*** Opening RECORDS FOR THE TASK ***

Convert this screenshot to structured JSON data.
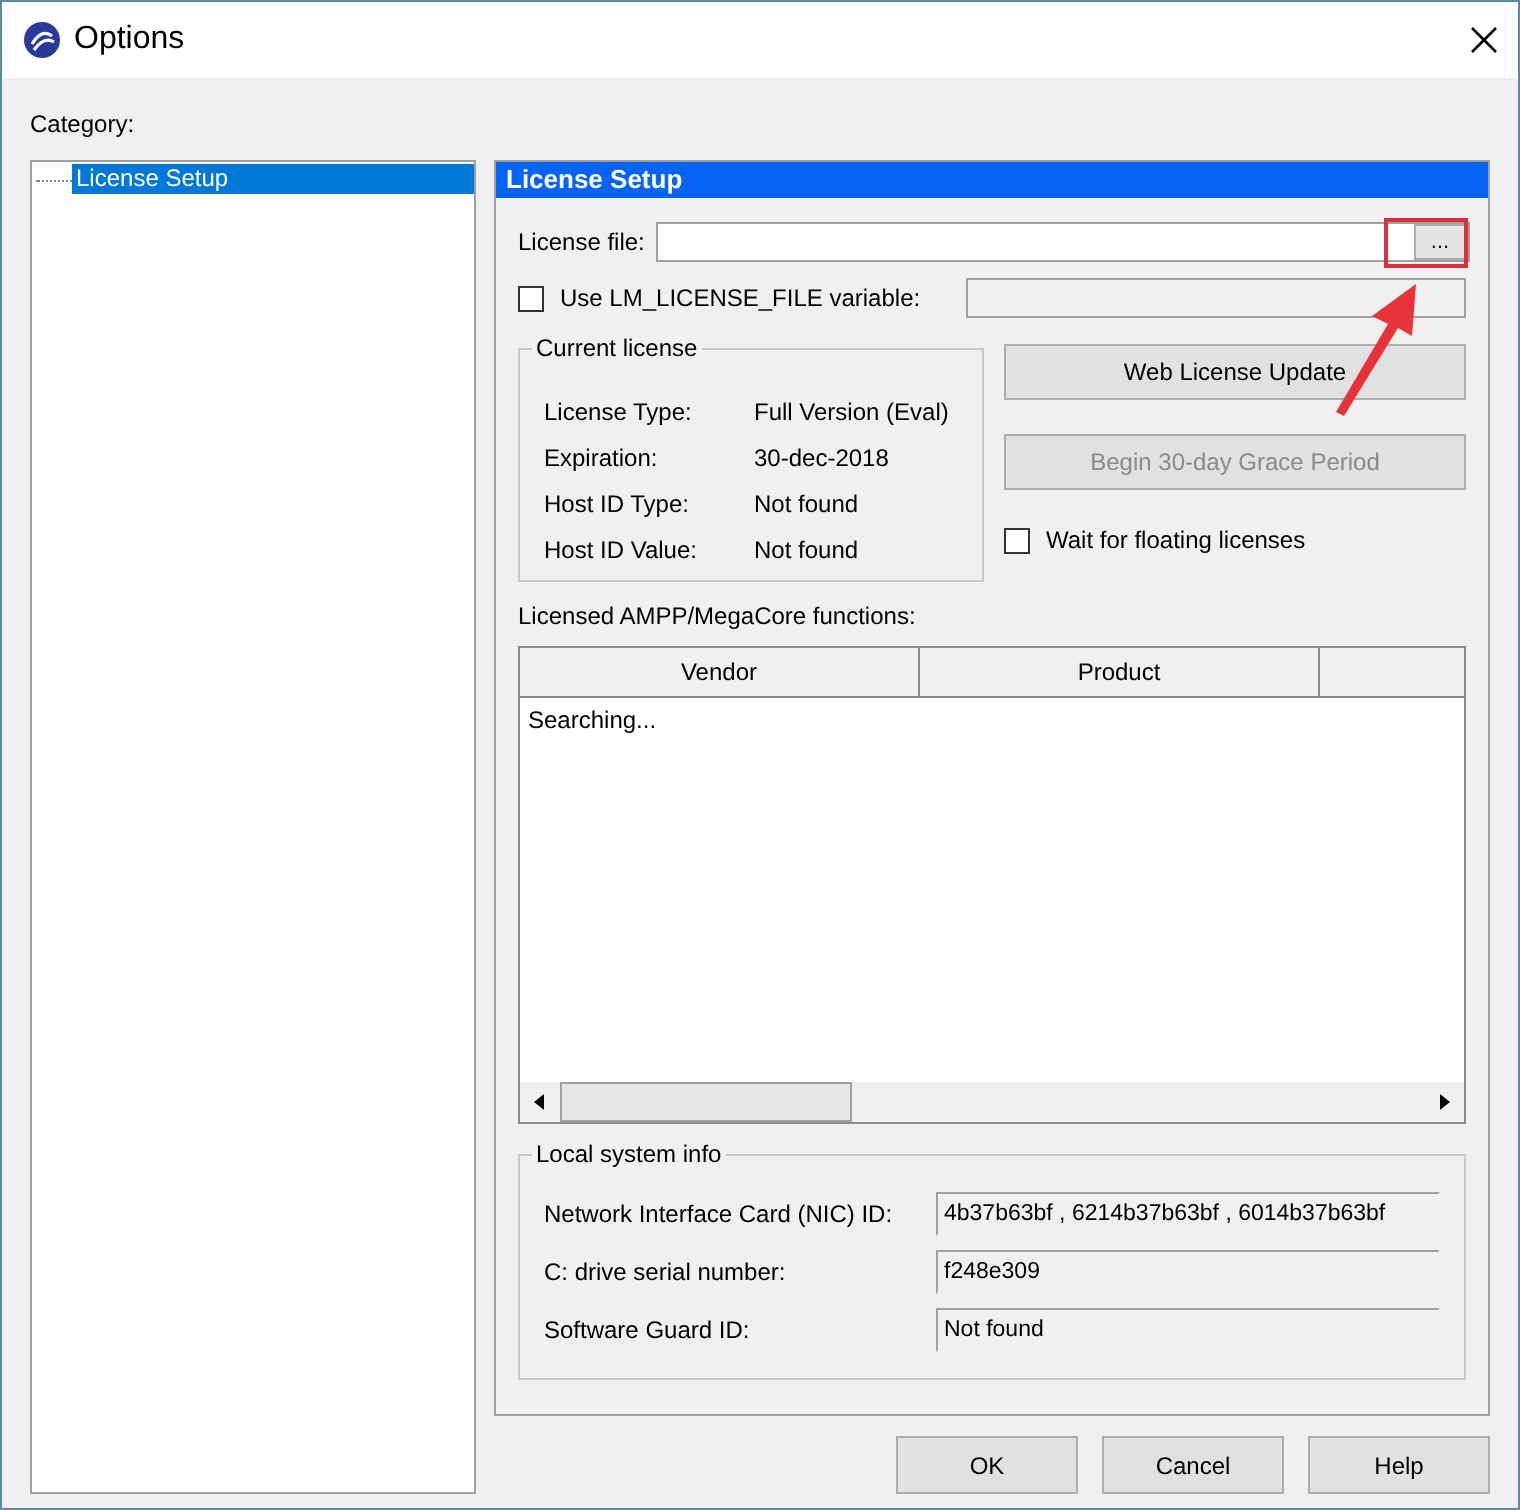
{
  "window": {
    "title": "Options"
  },
  "category": {
    "label": "Category:",
    "items": [
      {
        "label": "License Setup",
        "selected": true
      }
    ]
  },
  "panel": {
    "title": "License Setup",
    "license_file": {
      "label": "License file:",
      "browse": "..."
    },
    "use_variable": {
      "label": "Use LM_LICENSE_FILE variable:",
      "checked": false
    },
    "current_license": {
      "title": "Current license",
      "rows": [
        {
          "label": "License Type:",
          "value": "Full Version (Eval)"
        },
        {
          "label": "Expiration:",
          "value": "30-dec-2018"
        },
        {
          "label": "Host ID Type:",
          "value": "Not found"
        },
        {
          "label": "Host ID Value:",
          "value": "Not found"
        }
      ]
    },
    "actions": [
      {
        "label": "Web License Update",
        "disabled": false
      },
      {
        "label": "Begin 30-day Grace Period",
        "disabled": true
      }
    ],
    "wait_floating": {
      "label": "Wait for floating licenses",
      "checked": false
    },
    "functions": {
      "label": "Licensed AMPP/MegaCore functions:",
      "columns": [
        "Vendor",
        "Product"
      ],
      "message": "Searching..."
    },
    "local_info": {
      "title": "Local system info",
      "rows": [
        {
          "label": "Network Interface Card (NIC) ID:",
          "value": "4b37b63bf , 6214b37b63bf , 6014b37b63bf"
        },
        {
          "label": "C: drive serial number:",
          "value": "f248e309"
        },
        {
          "label": "Software Guard ID:",
          "value": "Not found"
        }
      ]
    }
  },
  "buttons": [
    "OK",
    "Cancel",
    "Help"
  ]
}
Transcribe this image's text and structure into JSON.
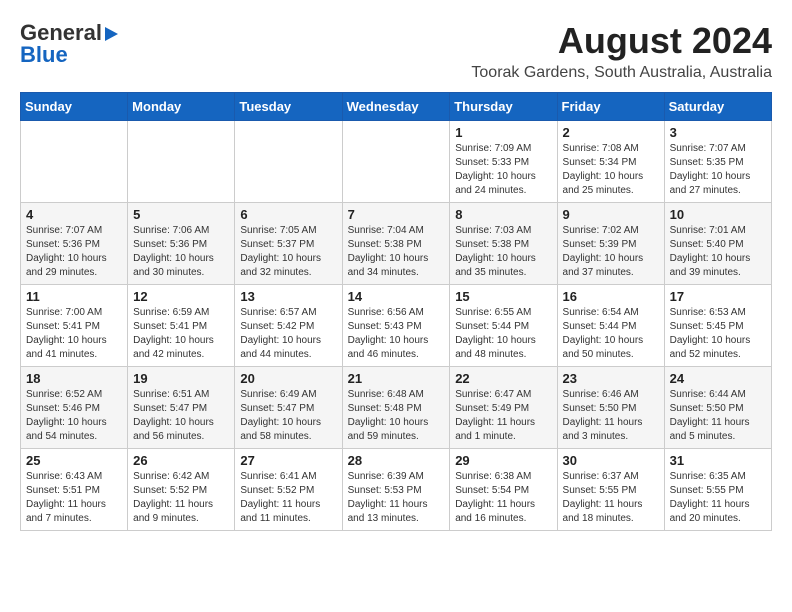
{
  "header": {
    "logo_line1": "General",
    "logo_line2": "Blue",
    "title": "August 2024",
    "subtitle": "Toorak Gardens, South Australia, Australia"
  },
  "weekdays": [
    "Sunday",
    "Monday",
    "Tuesday",
    "Wednesday",
    "Thursday",
    "Friday",
    "Saturday"
  ],
  "weeks": [
    [
      {
        "day": "",
        "sunrise": "",
        "sunset": "",
        "daylight": ""
      },
      {
        "day": "",
        "sunrise": "",
        "sunset": "",
        "daylight": ""
      },
      {
        "day": "",
        "sunrise": "",
        "sunset": "",
        "daylight": ""
      },
      {
        "day": "",
        "sunrise": "",
        "sunset": "",
        "daylight": ""
      },
      {
        "day": "1",
        "sunrise": "Sunrise: 7:09 AM",
        "sunset": "Sunset: 5:33 PM",
        "daylight": "Daylight: 10 hours and 24 minutes."
      },
      {
        "day": "2",
        "sunrise": "Sunrise: 7:08 AM",
        "sunset": "Sunset: 5:34 PM",
        "daylight": "Daylight: 10 hours and 25 minutes."
      },
      {
        "day": "3",
        "sunrise": "Sunrise: 7:07 AM",
        "sunset": "Sunset: 5:35 PM",
        "daylight": "Daylight: 10 hours and 27 minutes."
      }
    ],
    [
      {
        "day": "4",
        "sunrise": "Sunrise: 7:07 AM",
        "sunset": "Sunset: 5:36 PM",
        "daylight": "Daylight: 10 hours and 29 minutes."
      },
      {
        "day": "5",
        "sunrise": "Sunrise: 7:06 AM",
        "sunset": "Sunset: 5:36 PM",
        "daylight": "Daylight: 10 hours and 30 minutes."
      },
      {
        "day": "6",
        "sunrise": "Sunrise: 7:05 AM",
        "sunset": "Sunset: 5:37 PM",
        "daylight": "Daylight: 10 hours and 32 minutes."
      },
      {
        "day": "7",
        "sunrise": "Sunrise: 7:04 AM",
        "sunset": "Sunset: 5:38 PM",
        "daylight": "Daylight: 10 hours and 34 minutes."
      },
      {
        "day": "8",
        "sunrise": "Sunrise: 7:03 AM",
        "sunset": "Sunset: 5:38 PM",
        "daylight": "Daylight: 10 hours and 35 minutes."
      },
      {
        "day": "9",
        "sunrise": "Sunrise: 7:02 AM",
        "sunset": "Sunset: 5:39 PM",
        "daylight": "Daylight: 10 hours and 37 minutes."
      },
      {
        "day": "10",
        "sunrise": "Sunrise: 7:01 AM",
        "sunset": "Sunset: 5:40 PM",
        "daylight": "Daylight: 10 hours and 39 minutes."
      }
    ],
    [
      {
        "day": "11",
        "sunrise": "Sunrise: 7:00 AM",
        "sunset": "Sunset: 5:41 PM",
        "daylight": "Daylight: 10 hours and 41 minutes."
      },
      {
        "day": "12",
        "sunrise": "Sunrise: 6:59 AM",
        "sunset": "Sunset: 5:41 PM",
        "daylight": "Daylight: 10 hours and 42 minutes."
      },
      {
        "day": "13",
        "sunrise": "Sunrise: 6:57 AM",
        "sunset": "Sunset: 5:42 PM",
        "daylight": "Daylight: 10 hours and 44 minutes."
      },
      {
        "day": "14",
        "sunrise": "Sunrise: 6:56 AM",
        "sunset": "Sunset: 5:43 PM",
        "daylight": "Daylight: 10 hours and 46 minutes."
      },
      {
        "day": "15",
        "sunrise": "Sunrise: 6:55 AM",
        "sunset": "Sunset: 5:44 PM",
        "daylight": "Daylight: 10 hours and 48 minutes."
      },
      {
        "day": "16",
        "sunrise": "Sunrise: 6:54 AM",
        "sunset": "Sunset: 5:44 PM",
        "daylight": "Daylight: 10 hours and 50 minutes."
      },
      {
        "day": "17",
        "sunrise": "Sunrise: 6:53 AM",
        "sunset": "Sunset: 5:45 PM",
        "daylight": "Daylight: 10 hours and 52 minutes."
      }
    ],
    [
      {
        "day": "18",
        "sunrise": "Sunrise: 6:52 AM",
        "sunset": "Sunset: 5:46 PM",
        "daylight": "Daylight: 10 hours and 54 minutes."
      },
      {
        "day": "19",
        "sunrise": "Sunrise: 6:51 AM",
        "sunset": "Sunset: 5:47 PM",
        "daylight": "Daylight: 10 hours and 56 minutes."
      },
      {
        "day": "20",
        "sunrise": "Sunrise: 6:49 AM",
        "sunset": "Sunset: 5:47 PM",
        "daylight": "Daylight: 10 hours and 58 minutes."
      },
      {
        "day": "21",
        "sunrise": "Sunrise: 6:48 AM",
        "sunset": "Sunset: 5:48 PM",
        "daylight": "Daylight: 10 hours and 59 minutes."
      },
      {
        "day": "22",
        "sunrise": "Sunrise: 6:47 AM",
        "sunset": "Sunset: 5:49 PM",
        "daylight": "Daylight: 11 hours and 1 minute."
      },
      {
        "day": "23",
        "sunrise": "Sunrise: 6:46 AM",
        "sunset": "Sunset: 5:50 PM",
        "daylight": "Daylight: 11 hours and 3 minutes."
      },
      {
        "day": "24",
        "sunrise": "Sunrise: 6:44 AM",
        "sunset": "Sunset: 5:50 PM",
        "daylight": "Daylight: 11 hours and 5 minutes."
      }
    ],
    [
      {
        "day": "25",
        "sunrise": "Sunrise: 6:43 AM",
        "sunset": "Sunset: 5:51 PM",
        "daylight": "Daylight: 11 hours and 7 minutes."
      },
      {
        "day": "26",
        "sunrise": "Sunrise: 6:42 AM",
        "sunset": "Sunset: 5:52 PM",
        "daylight": "Daylight: 11 hours and 9 minutes."
      },
      {
        "day": "27",
        "sunrise": "Sunrise: 6:41 AM",
        "sunset": "Sunset: 5:52 PM",
        "daylight": "Daylight: 11 hours and 11 minutes."
      },
      {
        "day": "28",
        "sunrise": "Sunrise: 6:39 AM",
        "sunset": "Sunset: 5:53 PM",
        "daylight": "Daylight: 11 hours and 13 minutes."
      },
      {
        "day": "29",
        "sunrise": "Sunrise: 6:38 AM",
        "sunset": "Sunset: 5:54 PM",
        "daylight": "Daylight: 11 hours and 16 minutes."
      },
      {
        "day": "30",
        "sunrise": "Sunrise: 6:37 AM",
        "sunset": "Sunset: 5:55 PM",
        "daylight": "Daylight: 11 hours and 18 minutes."
      },
      {
        "day": "31",
        "sunrise": "Sunrise: 6:35 AM",
        "sunset": "Sunset: 5:55 PM",
        "daylight": "Daylight: 11 hours and 20 minutes."
      }
    ]
  ]
}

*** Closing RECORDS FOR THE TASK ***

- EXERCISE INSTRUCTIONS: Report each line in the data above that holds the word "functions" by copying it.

- RESULT OF THE EXERCISE:
    "functions": {
      "label": "Licensed AMPP/MegaCore functions:",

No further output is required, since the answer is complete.